I’m not quite sure what the point of this story might be, other than the change noted above. Perhaps the title hints at an analogy with the difference between the romanticized flyers of the First World War and modern air forces. In any case, the bulk of the text consists of detailed descriptions of space battles. Fans of technological war stories may find these of interest, while others are likely to be bored by them.
“There Was Enough of Her” by Scott William Carter is a brief account of a schoolteacher who tries to protect her young students when an alien spaceship arrives. It is possible that the invasion is imaginary, although this is not stated explicitly. In either case, this is more of a character study than a fully developed story.
The main character in “Friends of Steel” by Jason A. Adams has lived alone in an automated factory since childhood, after an unspecified apocalypse. It is possible that he is the last human being left alive. His only companions are the factory’s robots, which he tries to maintain so they can keep performing their now-useless tasks.

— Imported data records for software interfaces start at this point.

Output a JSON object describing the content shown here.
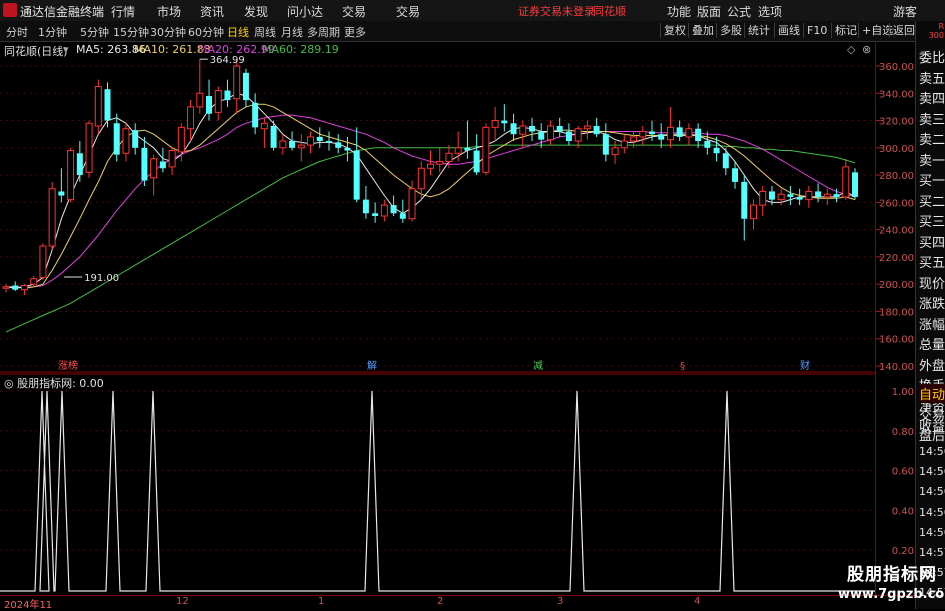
{
  "app": {
    "title": "通达信金融终端"
  },
  "menu": [
    "行情",
    "市场",
    "资讯",
    "发现",
    "问小达",
    "交易"
  ],
  "warning": "证券交易未登录",
  "brand": "同花顺",
  "menu_right": [
    "功能",
    "版面",
    "公式",
    "选项"
  ],
  "user": "游客",
  "corner_badge": [
    "R",
    "300"
  ],
  "periods": [
    "分时",
    "1分钟",
    "5分钟",
    "15分钟",
    "30分钟",
    "60分钟",
    "日线",
    "周线",
    "月线",
    "多周期",
    "更多"
  ],
  "active_period": "日线",
  "toolbar_right": [
    "复权",
    "叠加",
    "多股",
    "统计",
    "画线",
    "F10",
    "标记",
    "+自选",
    "返回"
  ],
  "stock_title": "同花顺(日线)",
  "ma": [
    {
      "label": "MA5: 263.86",
      "color": "#e8e8e8"
    },
    {
      "label": "MA10: 261.83",
      "color": "#f0d060"
    },
    {
      "label": "MA20: 262.99",
      "color": "#e040e0"
    },
    {
      "label": "MA60: 289.19",
      "color": "#40c040"
    }
  ],
  "high_label": "364.99",
  "low_label": "191.00",
  "y_labels": [
    "360.00",
    "340.00",
    "320.00",
    "300.00",
    "280.00",
    "260.00",
    "240.00",
    "220.00",
    "200.00",
    "180.00",
    "160.00",
    "140.00"
  ],
  "events": [
    {
      "label": "涨榜",
      "color": "#ff5050"
    },
    {
      "label": "解",
      "color": "#50a0ff"
    },
    {
      "label": "减",
      "color": "#50d050"
    },
    {
      "label": "§",
      "color": "#ff4040"
    },
    {
      "label": "财",
      "color": "#50a0ff"
    }
  ],
  "indicator": {
    "name": "股朋指标网",
    "value": ": 0.00"
  },
  "ind_y_labels": [
    "1.00",
    "0.80",
    "0.60",
    "0.40",
    "0.20"
  ],
  "side_panel": [
    "委比",
    "卖五",
    "卖四",
    "卖三",
    "卖二",
    "卖一",
    "买一",
    "买二",
    "买三",
    "买四",
    "买五",
    "现价",
    "涨跌",
    "涨幅",
    "总量",
    "外盘",
    "换手",
    "净资",
    "收益"
  ],
  "side_panel2": [
    "自动",
    "交易",
    "盘后"
  ],
  "side_times": [
    "14:56",
    "14:56",
    "14:56",
    "14:56",
    "14:56",
    "14:57",
    "14:57",
    "14:57"
  ],
  "dates": [
    "2024年11",
    "12",
    "1",
    "2",
    "3",
    "4"
  ],
  "watermark": {
    "title": "股朋指标网",
    "url": "www.7gpzb.com"
  },
  "chart_data": {
    "type": "candlestick",
    "ylim": [
      130,
      370
    ],
    "ohlc": [
      [
        197,
        200,
        194,
        198
      ],
      [
        199,
        202,
        195,
        196
      ],
      [
        196,
        200,
        192,
        199
      ],
      [
        200,
        206,
        198,
        204
      ],
      [
        205,
        230,
        203,
        228
      ],
      [
        228,
        275,
        225,
        270
      ],
      [
        268,
        285,
        260,
        265
      ],
      [
        262,
        300,
        260,
        298
      ],
      [
        296,
        305,
        275,
        280
      ],
      [
        282,
        320,
        278,
        318
      ],
      [
        316,
        350,
        310,
        345
      ],
      [
        343,
        348,
        315,
        320
      ],
      [
        318,
        325,
        290,
        295
      ],
      [
        296,
        318,
        290,
        314
      ],
      [
        313,
        318,
        295,
        300
      ],
      [
        300,
        308,
        272,
        276
      ],
      [
        278,
        295,
        265,
        292
      ],
      [
        290,
        300,
        282,
        285
      ],
      [
        286,
        300,
        280,
        298
      ],
      [
        297,
        318,
        290,
        315
      ],
      [
        314,
        335,
        305,
        330
      ],
      [
        330,
        365,
        325,
        340
      ],
      [
        338,
        350,
        320,
        325
      ],
      [
        326,
        345,
        320,
        342
      ],
      [
        342,
        350,
        330,
        335
      ],
      [
        336,
        365,
        325,
        360
      ],
      [
        355,
        358,
        330,
        335
      ],
      [
        333,
        340,
        310,
        315
      ],
      [
        314,
        322,
        300,
        318
      ],
      [
        316,
        320,
        298,
        300
      ],
      [
        300,
        310,
        295,
        305
      ],
      [
        305,
        312,
        298,
        300
      ],
      [
        300,
        310,
        290,
        302
      ],
      [
        302,
        312,
        296,
        308
      ],
      [
        308,
        315,
        300,
        305
      ],
      [
        305,
        312,
        298,
        304
      ],
      [
        304,
        310,
        296,
        300
      ],
      [
        300,
        308,
        290,
        298
      ],
      [
        298,
        315,
        260,
        262
      ],
      [
        262,
        272,
        248,
        252
      ],
      [
        252,
        260,
        245,
        250
      ],
      [
        250,
        262,
        246,
        258
      ],
      [
        258,
        265,
        250,
        252
      ],
      [
        252,
        262,
        245,
        248
      ],
      [
        248,
        276,
        246,
        270
      ],
      [
        270,
        290,
        262,
        285
      ],
      [
        285,
        298,
        280,
        288
      ],
      [
        288,
        300,
        282,
        290
      ],
      [
        290,
        302,
        285,
        296
      ],
      [
        296,
        312,
        290,
        300
      ],
      [
        300,
        320,
        292,
        298
      ],
      [
        298,
        310,
        280,
        282
      ],
      [
        282,
        318,
        280,
        315
      ],
      [
        315,
        330,
        305,
        320
      ],
      [
        320,
        332,
        312,
        318
      ],
      [
        318,
        325,
        305,
        310
      ],
      [
        310,
        320,
        300,
        316
      ],
      [
        316,
        322,
        305,
        312
      ],
      [
        312,
        318,
        300,
        306
      ],
      [
        306,
        320,
        302,
        316
      ],
      [
        316,
        322,
        308,
        312
      ],
      [
        312,
        318,
        302,
        305
      ],
      [
        305,
        316,
        300,
        314
      ],
      [
        314,
        320,
        306,
        316
      ],
      [
        316,
        322,
        308,
        310
      ],
      [
        310,
        318,
        290,
        295
      ],
      [
        295,
        305,
        288,
        300
      ],
      [
        300,
        310,
        296,
        305
      ],
      [
        305,
        312,
        300,
        308
      ],
      [
        308,
        316,
        302,
        312
      ],
      [
        312,
        320,
        305,
        310
      ],
      [
        310,
        318,
        300,
        306
      ],
      [
        306,
        330,
        300,
        315
      ],
      [
        315,
        320,
        305,
        308
      ],
      [
        308,
        318,
        302,
        314
      ],
      [
        314,
        318,
        300,
        305
      ],
      [
        305,
        312,
        295,
        300
      ],
      [
        300,
        308,
        290,
        296
      ],
      [
        296,
        300,
        280,
        285
      ],
      [
        285,
        290,
        270,
        275
      ],
      [
        275,
        280,
        232,
        248
      ],
      [
        248,
        262,
        240,
        258
      ],
      [
        258,
        272,
        250,
        268
      ],
      [
        268,
        272,
        258,
        262
      ],
      [
        262,
        270,
        258,
        266
      ],
      [
        266,
        272,
        258,
        264
      ],
      [
        264,
        270,
        258,
        262
      ],
      [
        262,
        272,
        256,
        268
      ],
      [
        268,
        274,
        260,
        264
      ],
      [
        264,
        270,
        258,
        266
      ],
      [
        266,
        270,
        260,
        264
      ],
      [
        264,
        292,
        262,
        286
      ],
      [
        282,
        285,
        262,
        264
      ]
    ],
    "ma5": [
      198,
      197,
      198,
      200,
      205,
      225,
      248,
      265,
      280,
      295,
      310,
      320,
      322,
      318,
      310,
      305,
      300,
      292,
      290,
      295,
      305,
      318,
      328,
      334,
      336,
      340,
      338,
      332,
      325,
      318,
      310,
      305,
      304,
      303,
      304,
      304,
      303,
      300,
      295,
      285,
      275,
      265,
      256,
      252,
      256,
      262,
      270,
      280,
      290,
      294,
      298,
      300,
      302,
      305,
      310,
      314,
      315,
      314,
      312,
      312,
      312,
      310,
      310,
      311,
      312,
      310,
      306,
      304,
      304,
      306,
      308,
      309,
      310,
      310,
      310,
      309,
      306,
      304,
      298,
      290,
      280,
      270,
      262,
      260,
      260,
      262,
      264,
      264,
      264,
      264,
      264,
      268,
      264
    ],
    "ma10": [
      198,
      198,
      197,
      198,
      200,
      210,
      222,
      235,
      248,
      262,
      275,
      290,
      300,
      308,
      312,
      313,
      310,
      305,
      300,
      297,
      298,
      302,
      308,
      314,
      320,
      326,
      330,
      332,
      332,
      330,
      326,
      322,
      318,
      314,
      310,
      308,
      306,
      304,
      302,
      298,
      292,
      286,
      280,
      275,
      270,
      266,
      264,
      266,
      270,
      276,
      282,
      288,
      294,
      298,
      302,
      306,
      308,
      310,
      311,
      312,
      313,
      313,
      312,
      312,
      312,
      312,
      311,
      310,
      309,
      309,
      309,
      309,
      309,
      309,
      309,
      309,
      308,
      306,
      303,
      299,
      294,
      288,
      282,
      276,
      271,
      267,
      265,
      264,
      263,
      263,
      263,
      264,
      262
    ],
    "ma20": [
      198,
      198,
      198,
      198,
      199,
      203,
      208,
      214,
      220,
      228,
      236,
      245,
      254,
      262,
      270,
      277,
      283,
      288,
      292,
      295,
      298,
      300,
      303,
      306,
      310,
      315,
      318,
      320,
      322,
      323,
      324,
      324,
      323,
      322,
      320,
      318,
      316,
      314,
      312,
      310,
      307,
      304,
      300,
      297,
      294,
      292,
      290,
      289,
      288,
      288,
      289,
      290,
      292,
      294,
      296,
      298,
      300,
      302,
      304,
      306,
      308,
      309,
      310,
      311,
      312,
      312,
      312,
      312,
      312,
      312,
      311,
      311,
      311,
      311,
      311,
      311,
      310,
      310,
      309,
      307,
      305,
      302,
      299,
      295,
      291,
      287,
      283,
      279,
      275,
      271,
      268,
      266,
      264
    ],
    "ma60": [
      165,
      168,
      171,
      174,
      177,
      180,
      183,
      186,
      190,
      194,
      198,
      202,
      206,
      210,
      214,
      218,
      222,
      226,
      230,
      234,
      238,
      242,
      246,
      250,
      254,
      258,
      262,
      266,
      270,
      274,
      278,
      281,
      284,
      287,
      290,
      292,
      294,
      296,
      298,
      299,
      300,
      300,
      300,
      300,
      300,
      300,
      300,
      300,
      300,
      300,
      300,
      301,
      301,
      302,
      302,
      302,
      302,
      302,
      302,
      302,
      302,
      302,
      302,
      302,
      302,
      302,
      302,
      302,
      302,
      302,
      302,
      302,
      302,
      302,
      302,
      302,
      302,
      302,
      301,
      301,
      300,
      300,
      299,
      299,
      298,
      298,
      297,
      296,
      295,
      294,
      293,
      291,
      289
    ],
    "signal_peaks": [
      42,
      47,
      62,
      113,
      153,
      372,
      577,
      727
    ],
    "ind_ylim": [
      0,
      1.05
    ]
  }
}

There is little plot in this melancholy story, which ends as one might expect it to. The man’s situation and attitude add a welcome touch of pathos.

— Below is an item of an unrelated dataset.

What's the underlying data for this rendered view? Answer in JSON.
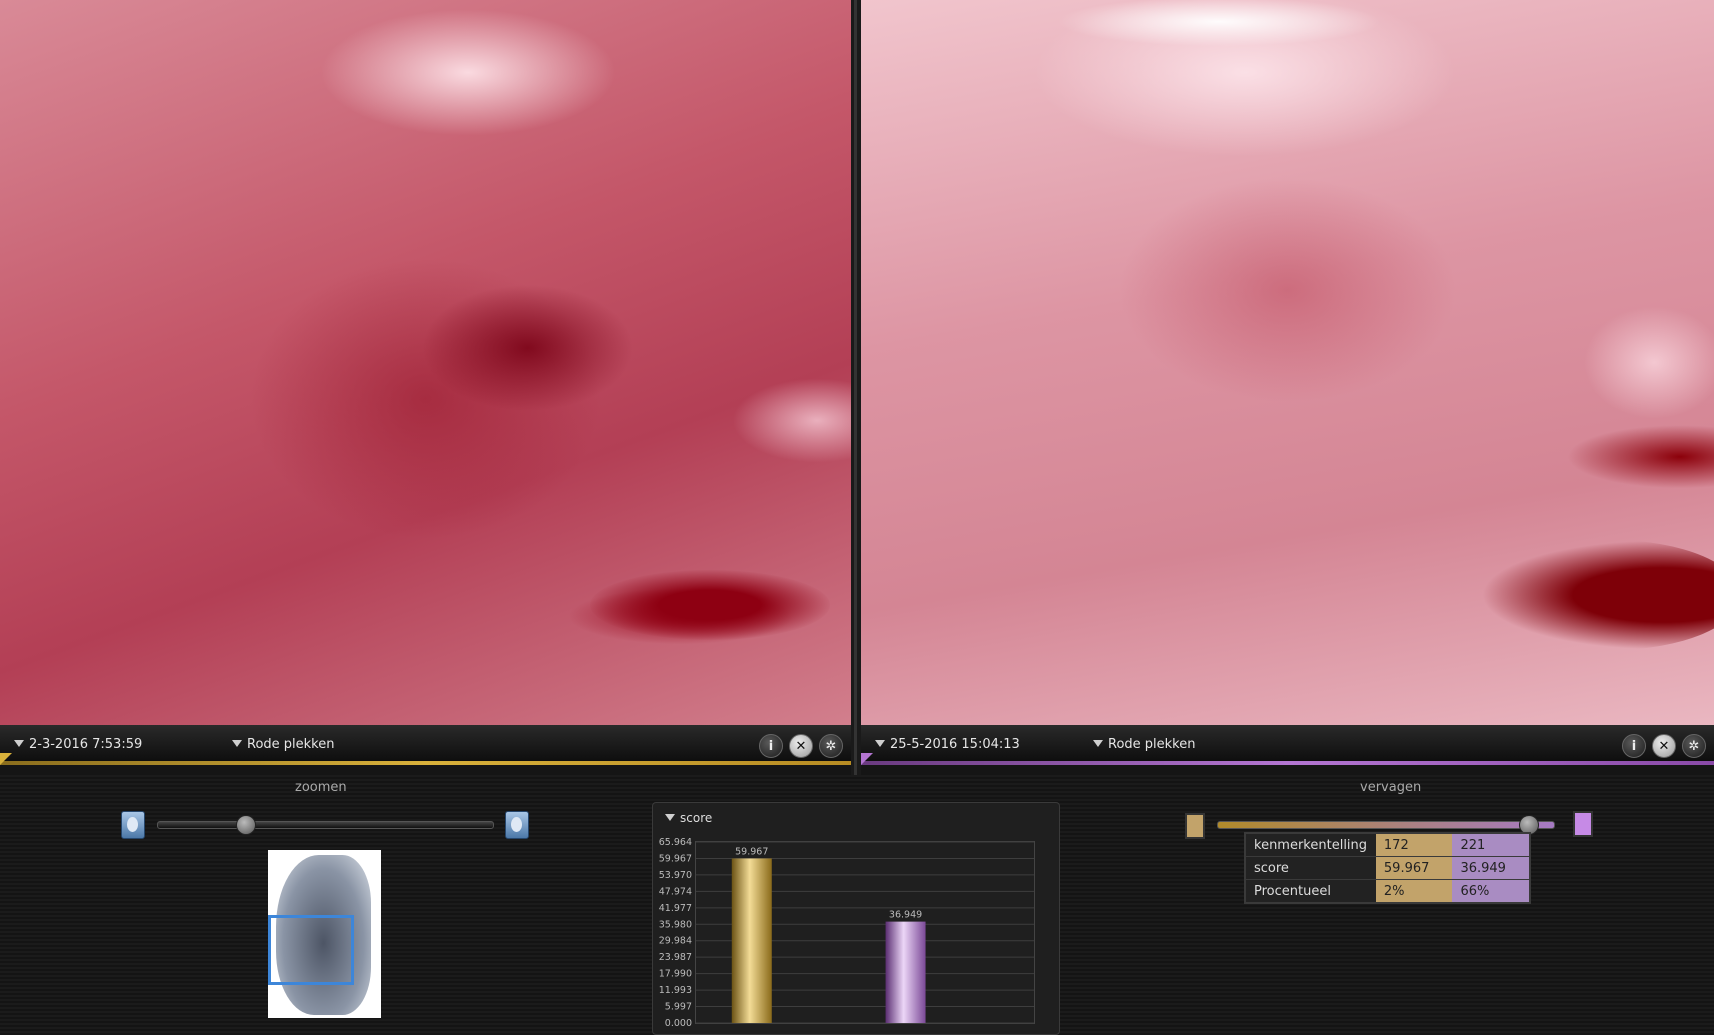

In “Dogsurfing” by Olivette Devaux, a man discovers that he can harness the mystic power of excited dogs, created when they chase objects in play, to levitate himself a short distance. There is little to this story other than the odd premise, which is treated seriously rather than for comedy, as one might think. This quirky tale will best appeal to dog lovers.
“The Lunar Council Cares” by Ron Collins is a very short, satiric account of a man running into all kinds of government red tape when he simply tries to buy a snack at a transportation hub on the Moon. The story’s mockery is clearly aimed at overly protective nanny states, so one’s political opinions may determine how one reacts to it.
“Eternal Bond” by R.W. Wallace is the latest in a series of stories about a pair of ghosts, confined to the cemetery where they are buried, who help newly arrived spirits take care of unfinished business with the living, so they can move beyond the spectral state. In this tale, they struggle to convince a dead woman to let go of the strong connection she has with her identical twin.
Although some of the entries in this series resemble detective stories, there is no mystery involved in this one. The powerful link between the sisters provides the work’s emotional power. As with the rest of the series, this moving work is written very well, with fully developed characters and evocative descriptions.
Victoria Silverwolf is not a dog lover.